The cabinet is constructed with an internal sound-deflecting board that’s positioned at a 45-degree angle, facing downward. This panel is designed to push speaker sound from the top of the box to its bottom. There, a second angled deflecting panel pushes sound outward and upward through the horizontal front port. Port City offers numerous speaker options, including Celestion, Eminence, and Jensen. The cabs can also be configured with optional colored Tolex, wired in stereo, or even purchased empty.

Where It Shines
Plugged into the Sahana and the Wave cab, I only had to strum my Gibson SG a few times to realize I was in the company of a serious amplifier. Like many point-to-point amps, it’s very revealing of your technique. Regardless of your skill level, though, the Sahana will inspire you to be a better player and squeeze everything you can out of each note. The output of the Sahana’s preamp tubes is carefully crafted, as the overdrive tones are delicately compressed and in no way erratic. This is a sign of a truly great amp that doesn’t rely on power tubes to tame a flaky preamp section. The preamp also has a great level of dynamic range and touch sensitivity. With the gain at 11 o’clock, soft fingerpicking takes on a warm, bell-like chime. The clean tone is robust, with great definition and clarity. The harder you play, the more the preamp gradually breaks up. Working my guitar’s volume knob, I was able to continue to the point of full-on distortion, and I still had gain to spare. Even at full gain, I was able to back off my guitar’s volume and play softly to get gentle, musical overdrive. The Sahana’s response to input level is gradual, making it easy to dial in the right amount of gain on the fly. So how much gain are we talking about? To find out, I dimed Gain 2, scooped the mids, switched on the neck pickup, and started chugging away on a heavy rock sound.
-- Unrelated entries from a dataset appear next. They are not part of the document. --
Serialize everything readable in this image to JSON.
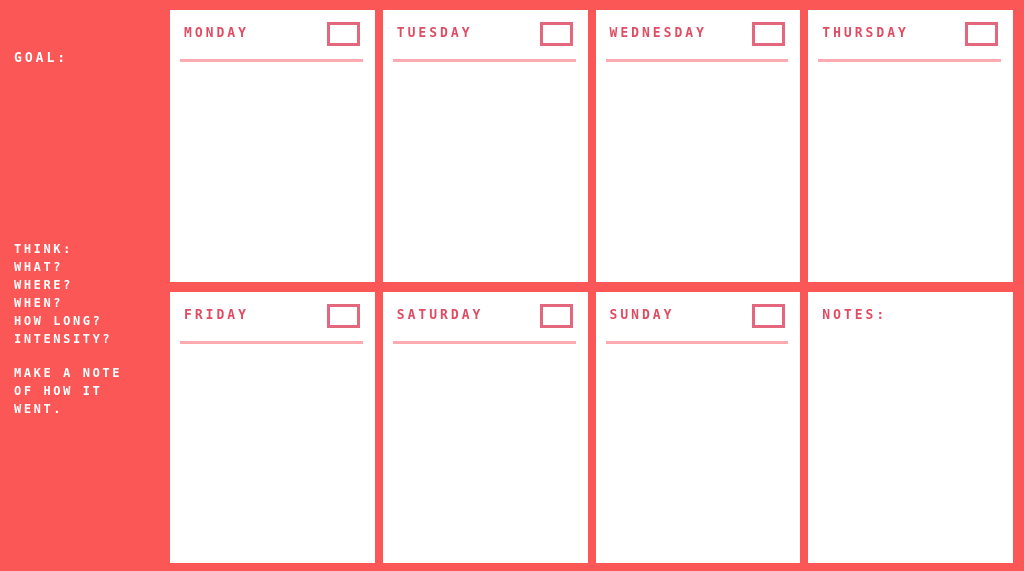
{
  "theme": {
    "background_red": "#fb5757",
    "card_background": "#ffffff",
    "title_rose": "#df4c63",
    "checkbox_border": "#e3687d",
    "rule_pink": "#ffa9b1",
    "sidebar_text": "#ffffff"
  },
  "sidebar": {
    "goal_label": "GOAL:",
    "think_lines": [
      "THINK:",
      "WHAT?",
      "WHERE?",
      "WHEN?",
      "HOW LONG?",
      "INTENSITY?"
    ],
    "note_lines": [
      "MAKE A NOTE",
      "OF HOW IT",
      "WENT."
    ]
  },
  "cards": [
    {
      "title": "MONDAY",
      "has_checkbox": true,
      "has_rule": true,
      "checked": false
    },
    {
      "title": "TUESDAY",
      "has_checkbox": true,
      "has_rule": true,
      "checked": false
    },
    {
      "title": "WEDNESDAY",
      "has_checkbox": true,
      "has_rule": true,
      "checked": false
    },
    {
      "title": "THURSDAY",
      "has_checkbox": true,
      "has_rule": true,
      "checked": false
    },
    {
      "title": "FRIDAY",
      "has_checkbox": true,
      "has_rule": true,
      "checked": false
    },
    {
      "title": "SATURDAY",
      "has_checkbox": true,
      "has_rule": true,
      "checked": false
    },
    {
      "title": "SUNDAY",
      "has_checkbox": true,
      "has_rule": true,
      "checked": false
    },
    {
      "title": "NOTES:",
      "has_checkbox": false,
      "has_rule": false,
      "checked": false
    }
  ]
}
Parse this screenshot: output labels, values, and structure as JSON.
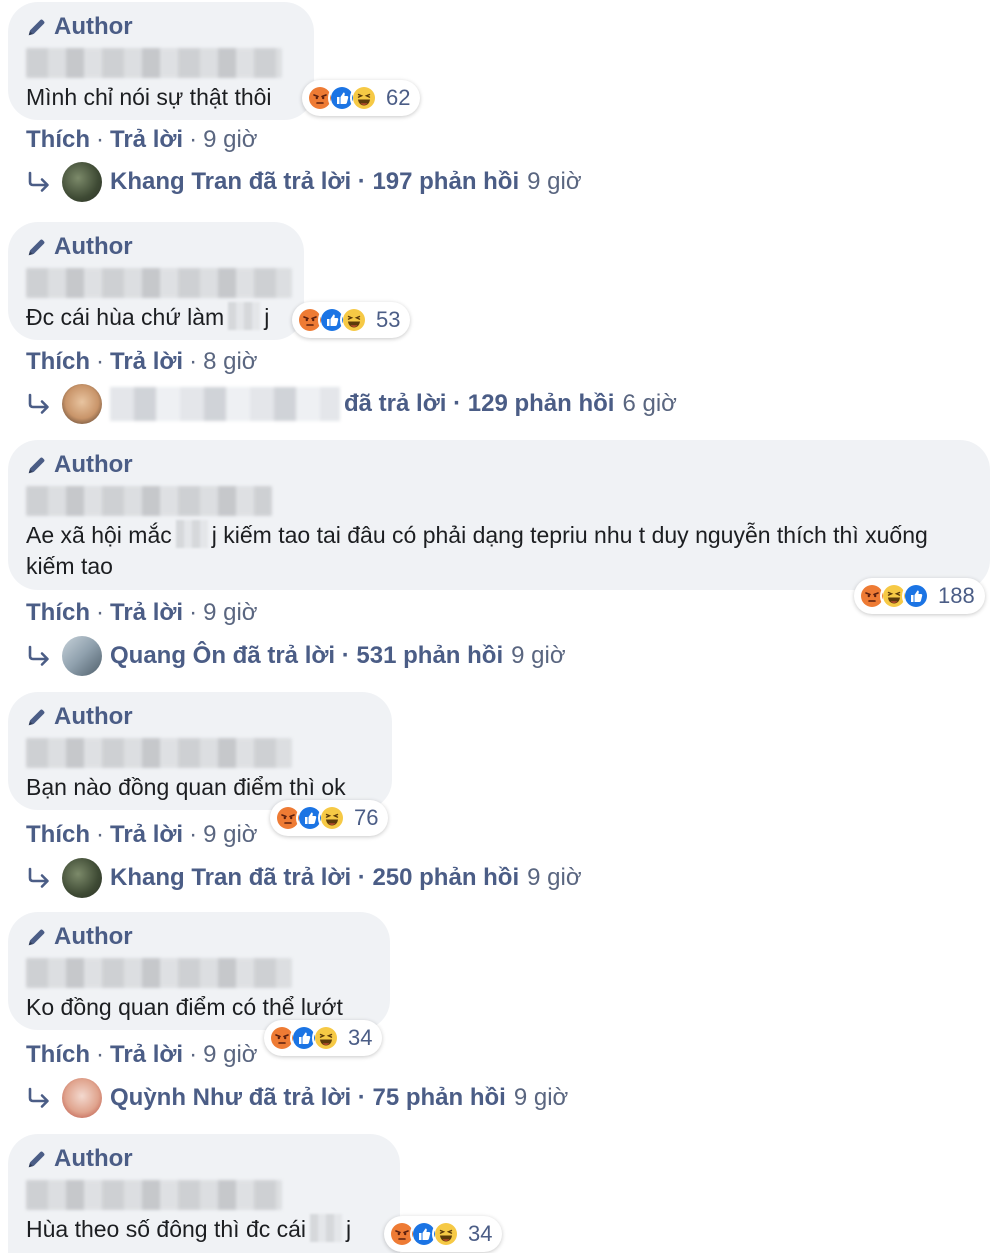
{
  "comments": [
    {
      "author_label": "Author",
      "text": "Mình chỉ nói sự thật thôi",
      "reaction_count": "62",
      "actions": {
        "like": "Thích",
        "reply": "Trả lời",
        "dot": "·",
        "time": "9 giờ"
      },
      "reply": {
        "name": "Khang Tran",
        "summary": "đã trả lời · 197 phản hồi",
        "time": "9 giờ",
        "avatar": "avatar-soldier"
      }
    },
    {
      "author_label": "Author",
      "text_before": "Đc cái hùa chứ làm",
      "text_after": "j",
      "reaction_count": "53",
      "actions": {
        "like": "Thích",
        "reply": "Trả lời",
        "dot": "·",
        "time": "8 giờ"
      },
      "reply": {
        "name": "",
        "summary": "đã trả lời · 129 phản hồi",
        "time": "6 giờ",
        "avatar": "avatar-face"
      }
    },
    {
      "author_label": "Author",
      "text_before": "Ae xã hội mắc",
      "text_after": "j kiếm tao tai đâu có phải dạng tepriu nhu t duy nguyễn thích thì xuống kiếm tao",
      "reaction_count": "188",
      "actions": {
        "like": "Thích",
        "reply": "Trả lời",
        "dot": "·",
        "time": "9 giờ"
      },
      "reply": {
        "name": "Quang Ôn",
        "summary": "đã trả lời · 531 phản hồi",
        "time": "9 giờ",
        "avatar": "avatar-group"
      }
    },
    {
      "author_label": "Author",
      "text": "Bạn nào đồng quan điểm thì ok",
      "reaction_count": "76",
      "actions": {
        "like": "Thích",
        "reply": "Trả lời",
        "dot": "·",
        "time": "9 giờ"
      },
      "reply": {
        "name": "Khang Tran",
        "summary": "đã trả lời · 250 phản hồi",
        "time": "9 giờ",
        "avatar": "avatar-soldier"
      }
    },
    {
      "author_label": "Author",
      "text": "Ko đồng quan điểm có thể lướt",
      "reaction_count": "34",
      "actions": {
        "like": "Thích",
        "reply": "Trả lời",
        "dot": "·",
        "time": "9 giờ"
      },
      "reply": {
        "name": "Quỳnh Như",
        "summary": "đã trả lời · 75 phản hồi",
        "time": "9 giờ",
        "avatar": "avatar-cartoon"
      }
    },
    {
      "author_label": "Author",
      "text_before": "Hùa theo số đông thì đc cái",
      "text_after": "j",
      "reaction_count": "34"
    }
  ],
  "icons": {
    "author": "pen-icon",
    "reactions": [
      "angry-reaction-icon",
      "like-reaction-icon",
      "haha-reaction-icon"
    ],
    "reply": "reply-arrow-icon"
  },
  "colors": {
    "link": "#4b5d86",
    "bubble": "#f0f2f5",
    "like": "#1b74e4"
  }
}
Metal and shred tones are not within the scope of this amp. That’s not to say you can’t produce jamming, palm-muted thrusts, but they’re just not voiced for metal. In this scooped setting, I was able to get a clear picture of the Sahana’s complex and pleasing upper-harmonic register. As my fingers gravitated to Tool riffs, the amp delivered punchy, hard-rock tones. The Sahana has the ability to crank out a ridiculous amount of treble if you need it. If not, attenuating the highs via EQ sounds natural, when used in moderation. Idling at full gain, I experienced slightly more noise than I would have expected. However, distorted tones transition gradually to musical feedback without being overcome by screeching noise.
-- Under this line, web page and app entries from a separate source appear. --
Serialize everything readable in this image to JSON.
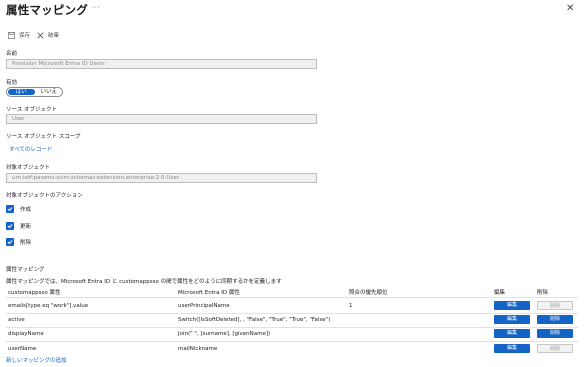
{
  "header": {
    "title": "属性マッピング",
    "more_label": "···",
    "close_label": "✕"
  },
  "toolbar": {
    "save_label": "保存",
    "discard_label": "破棄"
  },
  "form": {
    "name_label": "名前",
    "name_value": "Provision Microsoft Entra ID Users",
    "enabled_label": "有効",
    "enabled_yes": "はい",
    "enabled_no": "いいえ",
    "enabled_selected": "はい",
    "source_object_label": "ソース オブジェクト",
    "source_object_value": "User",
    "source_scope_label": "ソース オブジェクト スコープ",
    "source_scope_link": "すべてのレコード",
    "target_object_label": "対象オブジェクト",
    "target_object_value": "urn:ietf:params:scim:schemas:extension:enterprise:2.0:User",
    "target_actions_label": "対象オブジェクトのアクション",
    "actions": [
      {
        "label": "作成",
        "checked": true
      },
      {
        "label": "更新",
        "checked": true
      },
      {
        "label": "削除",
        "checked": true
      }
    ]
  },
  "mappings": {
    "section_title": "属性マッピング",
    "description": "属性マッピングでは、Microsoft Entra ID と customappsso の間で属性をどのように同期するかを定義します",
    "columns": {
      "target": "customappsso 属性",
      "source": "Microsoft Entra ID 属性",
      "precedence": "照合の優先順位",
      "edit": "編集",
      "delete": "削除"
    },
    "rows": [
      {
        "target": "emails[type eq \"work\"].value",
        "source": "userPrincipalName",
        "precedence": "1",
        "edit_label": "編集",
        "delete_label": "削除",
        "delete_enabled": false
      },
      {
        "target": "active",
        "source": "Switch([IsSoftDeleted], , \"False\", \"True\", \"True\", \"False\")",
        "precedence": "",
        "edit_label": "編集",
        "delete_label": "削除",
        "delete_enabled": true
      },
      {
        "target": "displayName",
        "source": "Join(\" \", [surname], [givenName])",
        "precedence": "",
        "edit_label": "編集",
        "delete_label": "削除",
        "delete_enabled": true
      },
      {
        "target": "userName",
        "source": "mailNickname",
        "precedence": "",
        "edit_label": "編集",
        "delete_label": "削除",
        "delete_enabled": false
      }
    ],
    "add_link": "新しいマッピングの追加"
  },
  "colors": {
    "accent": "#1464c8",
    "field_bg": "#f0f0f0"
  }
}
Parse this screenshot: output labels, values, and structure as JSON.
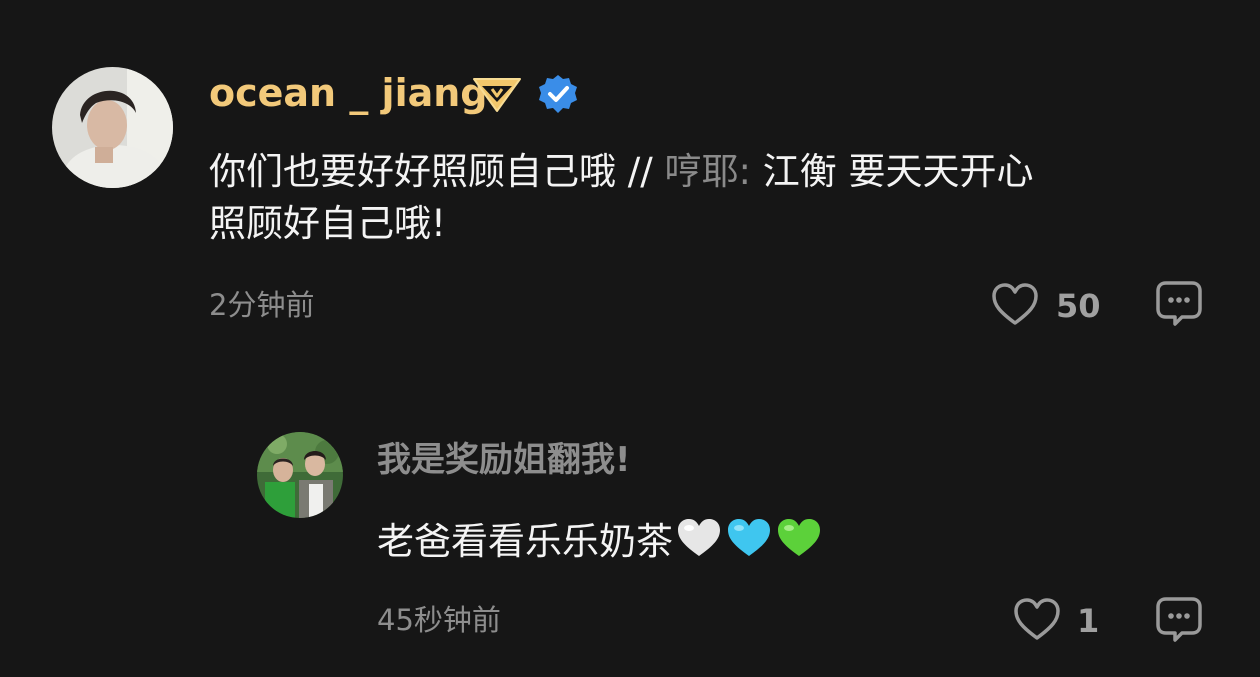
{
  "comment": {
    "username": "ocean _ jiang",
    "text_main": "你们也要好好照顾自己哦 // ",
    "text_quote_name": "哼耶: ",
    "text_quote_line1": "江衡 要天天开心",
    "text_line2": "照顾好自己哦!",
    "time": "2分钟前",
    "likes": "50"
  },
  "reply": {
    "username": "我是奖励姐翻我!",
    "text": "老爸看看乐乐奶茶",
    "time": "45秒钟前",
    "likes": "1",
    "emojis": [
      "white-heart",
      "light-blue-heart",
      "green-heart"
    ]
  },
  "colors": {
    "background": "#161616",
    "username_gold": "#f2c97a",
    "verified_blue": "#3a8de8",
    "muted_text": "#8d8d8d",
    "heart_white": "#e8e8e8",
    "heart_blue": "#3fc6ef",
    "heart_green": "#5cd13a"
  }
}
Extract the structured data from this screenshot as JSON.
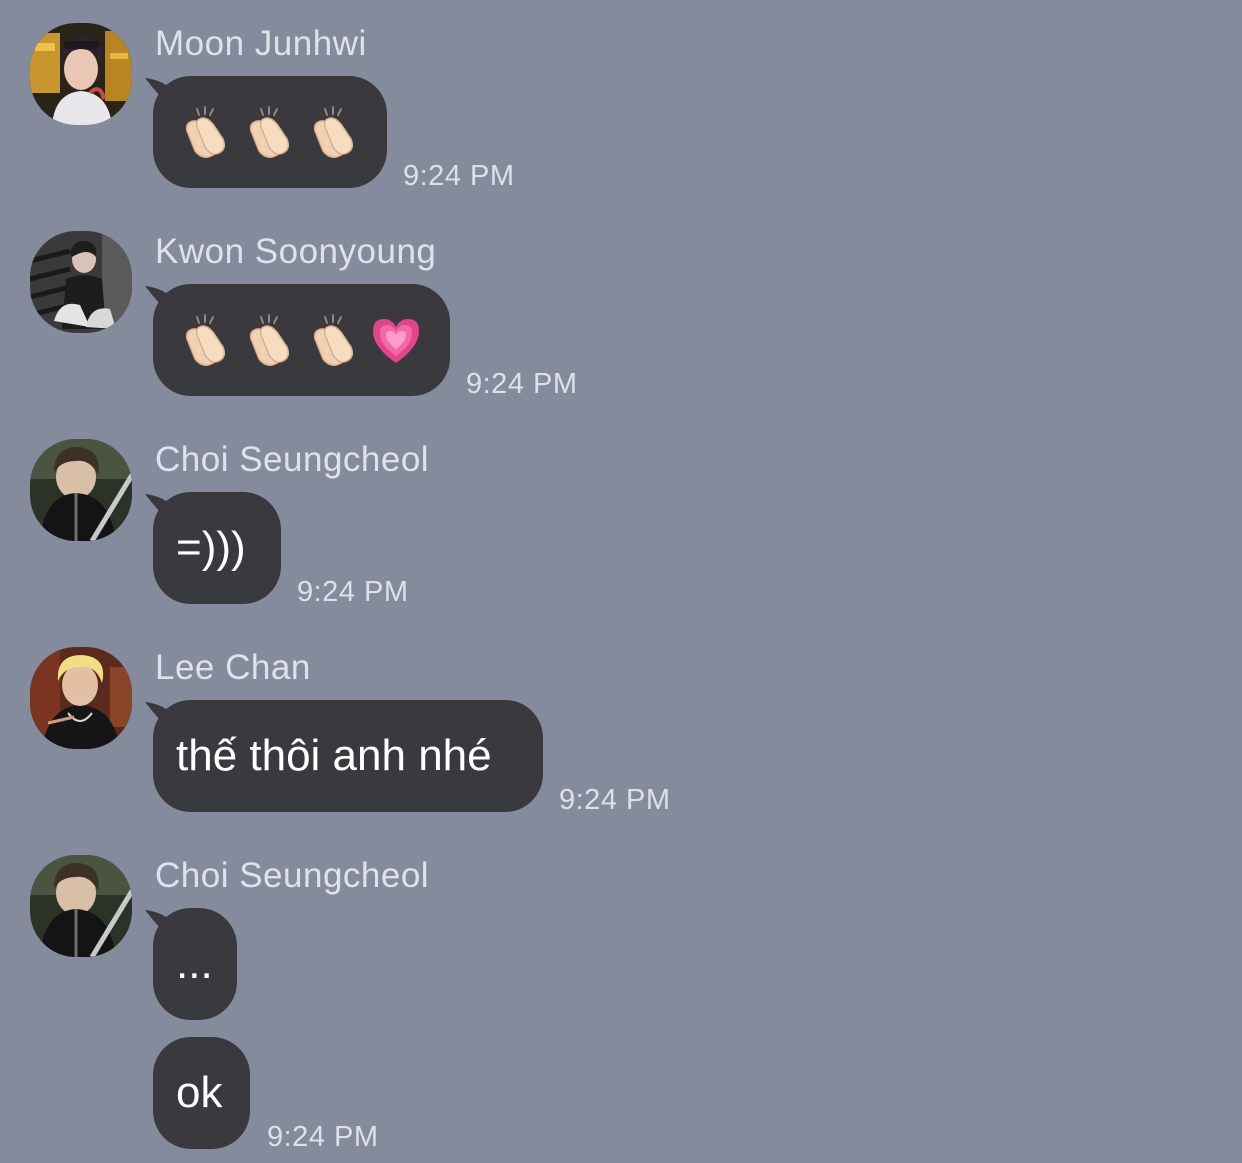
{
  "colors": {
    "background": "#838b9c",
    "bubble": "#3a3a3e",
    "sender_name": "#dfe2e8",
    "timestamp": "#dde0e6"
  },
  "messages": [
    {
      "sender": "Moon Junhwi",
      "avatar": "avatar-photo",
      "bubbles": [
        {
          "kind": "emoji",
          "emojis": [
            "clapping-hands-icon",
            "clapping-hands-icon",
            "clapping-hands-icon"
          ]
        }
      ],
      "time": "9:24 PM"
    },
    {
      "sender": "Kwon Soonyoung",
      "avatar": "avatar-photo",
      "bubbles": [
        {
          "kind": "emoji",
          "emojis": [
            "clapping-hands-icon",
            "clapping-hands-icon",
            "clapping-hands-icon",
            "growing-heart-icon"
          ]
        }
      ],
      "time": "9:24 PM"
    },
    {
      "sender": "Choi Seungcheol",
      "avatar": "avatar-photo",
      "bubbles": [
        {
          "kind": "text",
          "text": "=)))"
        }
      ],
      "time": "9:24 PM"
    },
    {
      "sender": "Lee Chan",
      "avatar": "avatar-photo",
      "bubbles": [
        {
          "kind": "text",
          "text": "thế thôi anh nhé"
        }
      ],
      "time": "9:24 PM"
    },
    {
      "sender": "Choi Seungcheol",
      "avatar": "avatar-photo",
      "bubbles": [
        {
          "kind": "text",
          "text": "..."
        },
        {
          "kind": "text",
          "text": "ok"
        }
      ],
      "time": "9:24 PM"
    }
  ]
}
The Sahana responded gorgeously to my SG’s bridge humbucker. After bringing up the Middle knob, backing off the others, and setting Gain 2 at two o’clock, I was able to channel pure British EL34 tone. If the low-watt, high-gain Marshall JCM/JTM sound is what you’re looking for, this amp will blow you away. Rockers who lean toward this midrange sound are really going to dig the Sahana for its ability to cut through a loud mix. I usually prefer a slightly scooped sound, but the Sahana’s boosted mids are easily my favorites.

The Final Mojo
The Sahana executes that slicing, midrange rock-and-roll sound of Malcolm Young as well as any amp I’ve played, and it does so while preserving your picking dynamics. Playing an amp of this caliber gives you a new perspective on both your tone and technique, because each note in a chord is present and powerful. Further, the Wave cab has a bass response that’s as focused as any guitar cabinet I’ve played through. Jazz players, seven-string rockers, and baritone guitarists will really enjoy this cabinet’s extended bass and tight low end. Soloists especially will appreciate the immediate thump that accompanies each pick strike.
Buy if...
you need a powerful EL34-flavored amp with a wide range of tones and tons of thump.
Skip if...
you need an amp capable of metal or shred.

Sahana Head Street $1899 Wave 2x12 Cab Street $685 - Port City -